Our response to the Whorlton Hall Safeguarding Adults Review
VoiceAbility has contributed significantly to the Safeguarding Adults Review (SAR) report, as we were one of the two advocacy services working at Whorlton Hall – referred to as the ‘Internal Advocacy Provider’ in the SAR report.
The Whorlton Hall SAR report is another powerful call for change.
Like previous reports and reviews, it adds to the overwhelming evidence that people with a learning disability and autistic people are at high risk of neglect and abuse in mental health hospitals and must be better supported to live a good life in the community.
The SAR report sets out ‘what happened and why’ at Whorlton Hall, and follows a BBC Panorama exposé which was aired in May 2019.
Its analysis and recommendations focus on how people can be better safeguarded from abuse in hospitals such as Whorlton Hall.
It identifies advocacy services as one of the pillars in keeping people safe, but also the systemic weaknesses in its commissioning and provision.
One of the SAR report’s key conclusions is that:
“Current arrangements for the commissioning and oversight of advocacy services and the skill requirements of independent advocates, are inadequate for people with learning disabilities and/or who are autistic, who are in-patients in specialist mental health hospitals or who are at risk of becoming in-patients.
This leaves people in the most high-risk settings, the least well served and creates a false security that advocacy is in place.
At Whorlton Hall, VoiceAbility was commissioned by the healthcare provider to provide additional (or non-statutory) advocacy services separate from the statutory independent mental health advocacy commissioned by the local authority.
The SAR report reflects the conclusions of VoiceAbility’s internal review that the advocacy service provided at Whorlton Hall did not meet our own service standards and therefore was not of the quality and effectiveness it should have been.
Our aim is to ensure people’s voices are heard, their rights are respected and they’re kept safe from harm.

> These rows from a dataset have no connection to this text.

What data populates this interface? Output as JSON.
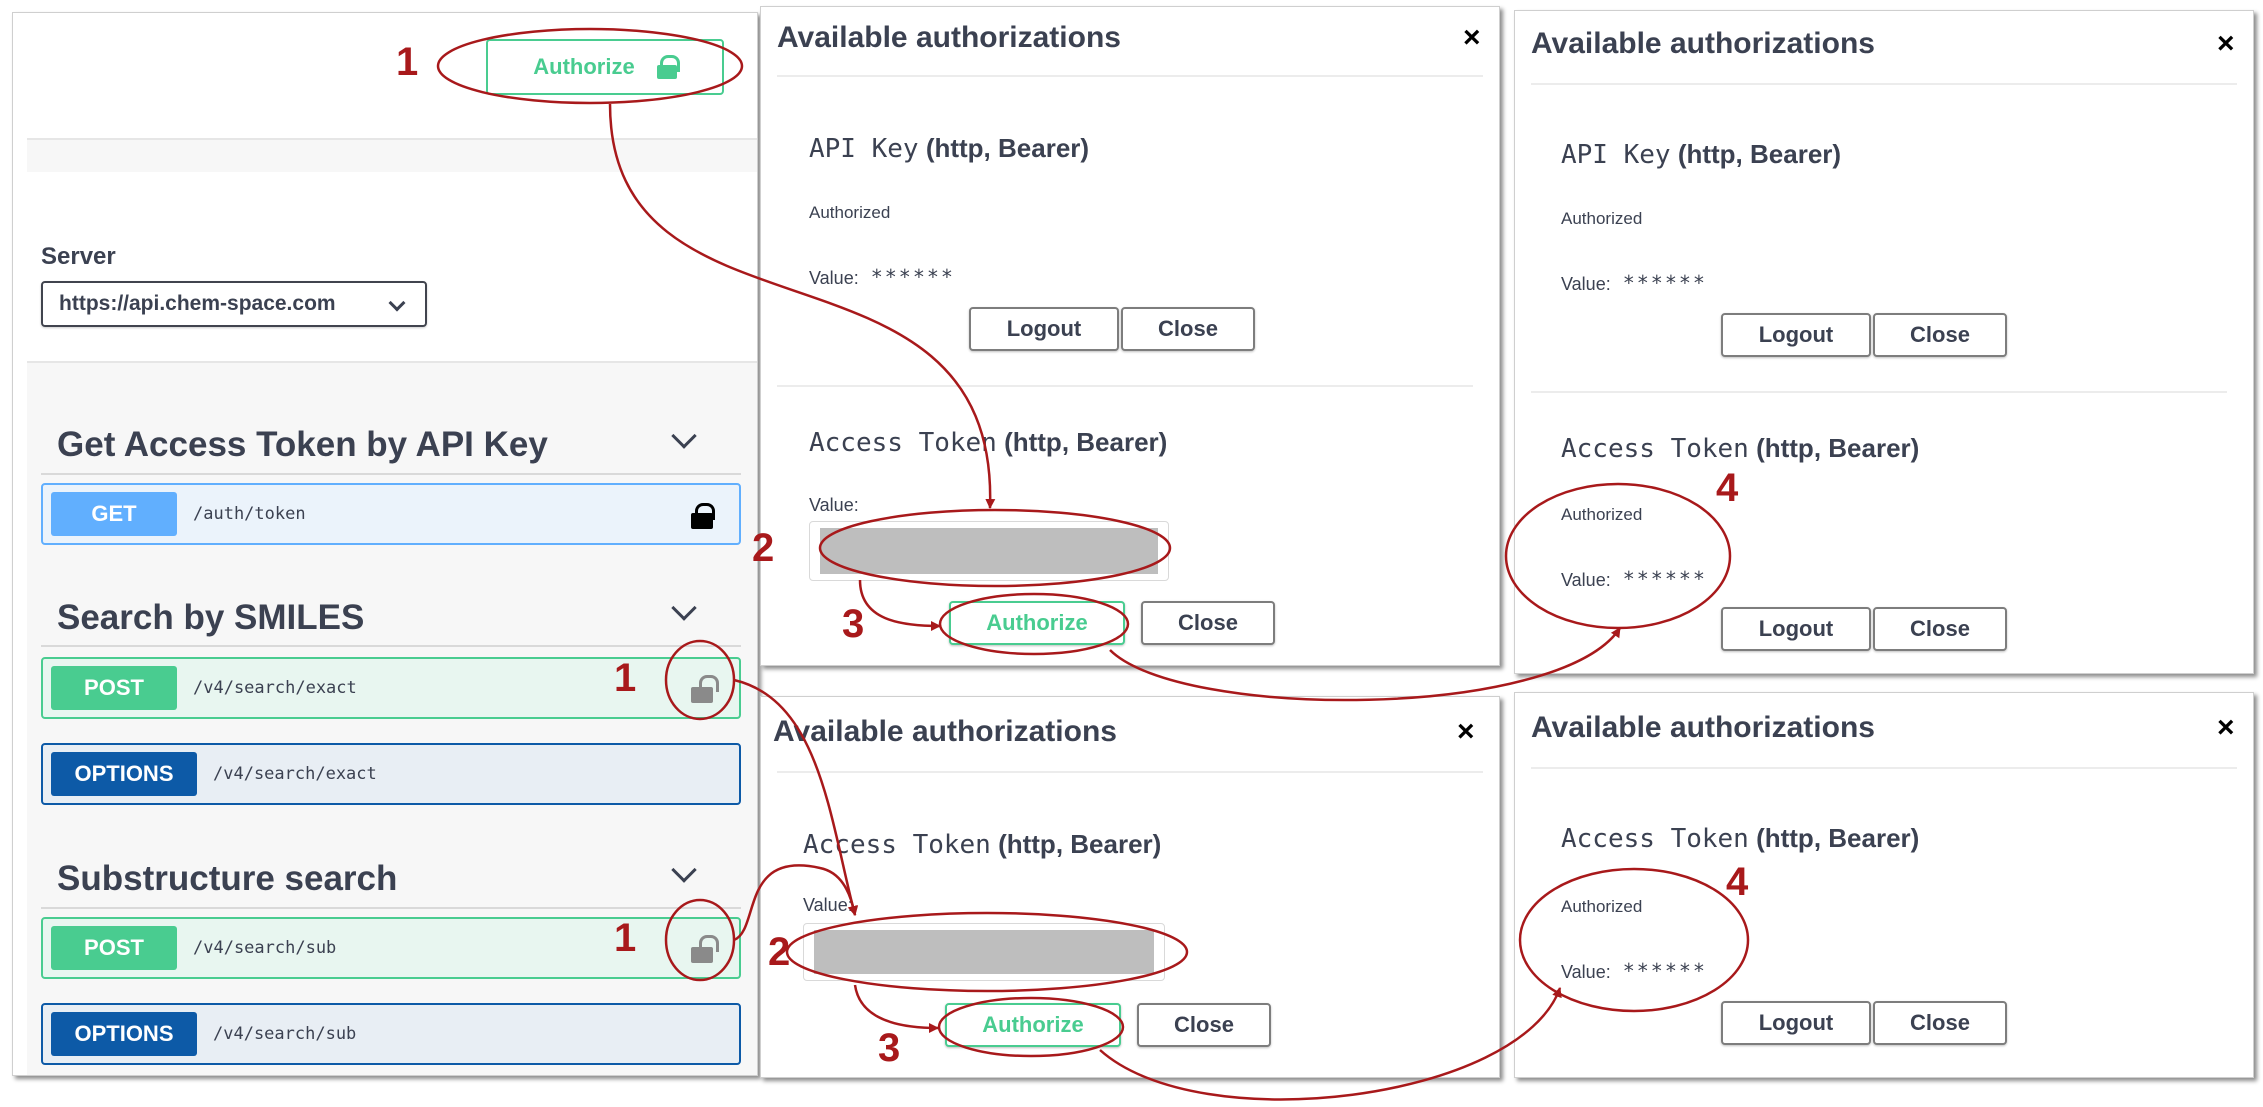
{
  "left": {
    "authorize_label": "Authorize",
    "server_label": "Server",
    "server_value": "https://api.chem-space.com",
    "groups": [
      {
        "title": "Get Access Token by API Key",
        "ops": [
          {
            "method": "GET",
            "path": "/auth/token"
          }
        ]
      },
      {
        "title": "Search by SMILES",
        "ops": [
          {
            "method": "POST",
            "path": "/v4/search/exact"
          },
          {
            "method": "OPTIONS",
            "path": "/v4/search/exact"
          }
        ]
      },
      {
        "title": "Substructure search",
        "ops": [
          {
            "method": "POST",
            "path": "/v4/search/sub"
          },
          {
            "method": "OPTIONS",
            "path": "/v4/search/sub"
          }
        ]
      }
    ]
  },
  "dialogs": {
    "title": "Available authorizations",
    "close_glyph": "×",
    "api_key_scheme_mono": "API Key",
    "access_token_scheme_mono": "Access Token",
    "scheme_type": "(http, Bearer)",
    "authorized_text": "Authorized",
    "value_label": "Value:",
    "masked_value": "******",
    "logout_label": "Logout",
    "close_label": "Close",
    "authorize_label": "Authorize"
  },
  "annotations": {
    "step1": "1",
    "step2": "2",
    "step3": "3",
    "step4": "4",
    "color": "#a8191b"
  }
}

We are truly sorry that we did not do this.
The SAR also notes that, prior to the abuse at Whorlton Hall becoming known to us or others, VoiceAbility had already instigated a major programme to ensure our advocacy and safeguarding practice is of consistently high quality.
Changes made include:
- the development, rollout and continuing improvement of new safeguarding training, resources and safeguarding process guidance
- the development of a strong preventative safeguarding culture with specific attention to the challenges in working with people in restricted and closed healthcare environments. This includes regular drop-in sessions to support staff working in ‘high risk’ care environments
- a Safeguarding Community of Practice to support the identification and dissemination of best practice
- the appointment of a practice team, including a safeguarding lead, to provide additional oversight and expert guidance in matters of safeguarding
- improved supervision and quality audit processes, and better use of data and evidence
What needs to happen now?
In relation to advocacy services, the SAR report concluded that Whorlton Hall is unlikely to be a ‘one-off’ and that systemic change is required in the commissioning and provision of advocacy services.
As well as working to strengthen our own services, we are also contributing to challenging conversations within the wider advocacy sector about what needs to change.
For example, VoiceAbility published a paper in March 2022 setting out the case for a nationally-commissioned specialist service for people with a learning disability and autistic people in inpatient settings due to the heightened risks of abuse and neglect they face.
Jonathan Senker, VoiceAbility’s Chief Executive, said:
We know that well-designed and reliably delivered community support is the route to everyone being able to live a good life, free from abuse of human rights in places like Whorlton Hall.
“However, whilst there are people with a learning disability and autistic people who remain in hospital, we must do everything we can to improve the support for them.
“We believe a specialist advocacy service which is nationally commissioned would provide more effective and consistent support for people with a learning disability and autistic people in mental health hospitals.
“The abuse uncovered at Whorlton Hall must lead to urgent change, with strengthening of advocacy services across the country an essential part of this.”